IIRC, I assumed that the original numbers for the small, medium, and large lasers were the center of their values. That is, I assumed that a Large Laser's damage value was 8.0 and not 7.5 or 8.49. Further work could be done to waggle those values and create a different set of stats, which might invalidate the Quad Laser (unlikely. Fear the Quad Laser) or maybe nudge the pico-, nano-, and deca- lasers into usefulness.

Also, how are these font changes working? Shifting from Verdana to Courier and back seems like it would be jarring, but not as jarring as a whole post written in Courier.

On the topic of Battletech, if you're not a Battletech person, I am planning on contextualizing these a bit. If a more thorough explanation or an outright overview would work better for you, let me know and I'll see if I can work up a primer.

Also, as I look through the old blogs I realize I used to complain about personal stuff a lot and don't anymore and that's really worrying.

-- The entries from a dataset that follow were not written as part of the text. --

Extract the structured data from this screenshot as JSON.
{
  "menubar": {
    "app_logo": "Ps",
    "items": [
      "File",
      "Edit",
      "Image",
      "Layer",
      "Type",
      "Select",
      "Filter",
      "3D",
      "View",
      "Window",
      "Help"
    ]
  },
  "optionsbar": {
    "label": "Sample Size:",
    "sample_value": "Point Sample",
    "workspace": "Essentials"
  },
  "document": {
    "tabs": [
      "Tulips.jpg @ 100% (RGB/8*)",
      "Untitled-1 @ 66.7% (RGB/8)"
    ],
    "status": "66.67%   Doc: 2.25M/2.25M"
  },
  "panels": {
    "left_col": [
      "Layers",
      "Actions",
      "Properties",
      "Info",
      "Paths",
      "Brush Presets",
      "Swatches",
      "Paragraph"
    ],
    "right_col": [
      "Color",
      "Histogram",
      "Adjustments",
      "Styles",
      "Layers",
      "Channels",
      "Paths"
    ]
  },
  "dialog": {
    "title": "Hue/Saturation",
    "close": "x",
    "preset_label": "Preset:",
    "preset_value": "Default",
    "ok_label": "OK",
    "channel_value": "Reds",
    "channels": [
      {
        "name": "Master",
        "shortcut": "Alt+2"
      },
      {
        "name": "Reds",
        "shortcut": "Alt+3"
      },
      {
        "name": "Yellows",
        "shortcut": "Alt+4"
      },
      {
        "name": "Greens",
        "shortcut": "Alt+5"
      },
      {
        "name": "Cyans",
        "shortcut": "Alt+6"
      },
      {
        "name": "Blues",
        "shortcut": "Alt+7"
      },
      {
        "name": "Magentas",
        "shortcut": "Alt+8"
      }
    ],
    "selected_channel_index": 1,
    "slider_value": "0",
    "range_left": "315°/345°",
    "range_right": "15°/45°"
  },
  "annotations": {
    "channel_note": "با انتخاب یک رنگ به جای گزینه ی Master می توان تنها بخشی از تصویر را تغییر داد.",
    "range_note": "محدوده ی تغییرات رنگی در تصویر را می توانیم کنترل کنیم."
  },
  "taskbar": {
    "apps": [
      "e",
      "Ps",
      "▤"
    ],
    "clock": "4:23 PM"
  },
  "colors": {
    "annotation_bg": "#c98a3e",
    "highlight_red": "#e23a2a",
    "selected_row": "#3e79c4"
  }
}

SkilTao said...

"Hell, some of this stuff may have been superseded by actual equipment."
Yep. If I remember right, your "finned heatsinks" inspired the discussion which resulted in Partial Wings.

Switching fonts is helpful, since it helps call out the switch from old material to your current reflections on the old material.

With only 4 data points, I'm sure there's a number of different systems that could replicate the standard laser stats. My dream (which I am not atually pursuing just now) is still to reverse-engineer the Fusion Engine Table, but this time with an (Engine Rating)^(3/2) term, and with separate significant and positive terms for each of the reactor, engine/transmission/myomers, and radiation shielding so they can be accounted independently of each other.

MOST of the people I know who used to complain about personal stuff online ALSO stopped after a number of years. Not sure why that'd be worrying, unless you've got a time machine and get stuck with your past self as a co-worker.

VanVelding said...

Ugh. I could never get stuck with myself as a co-worker; I don't work anywhere that long.

Man, the engine formula. That's the holy grail. Can you make a thing that reverse-engineers formulas and then takes out engine weights that break the curve the hardest?

I mean, the stated weights aren't holy; they're not based on an original formula or extensive playtesting (as far as I know). Some of them need to be knocked around to create a sensible formula.

And I'll be honest; the finned heat sink thing sounds vaguely familiar, but I don't remember any of it. It doesn't come up a lot, but I have a really bad memory.

SkilTao said...

The finned heat sink thread is from Dec '05; I couldn't have named it if I didn't have a copy saved.

I strongly suspect the engine weights *were* originally derived via an equation; at the very least, they follow a reasonably simple curve pretty closely, which Rick Raisely reverse-engineered many years ago:

If I want my new equation then yeah, I think I'll pretty much *have* to write a program to find it for me; and with XL (and XXL) engines becoming ever more normal, weights probably ought to be rebalanced anyways.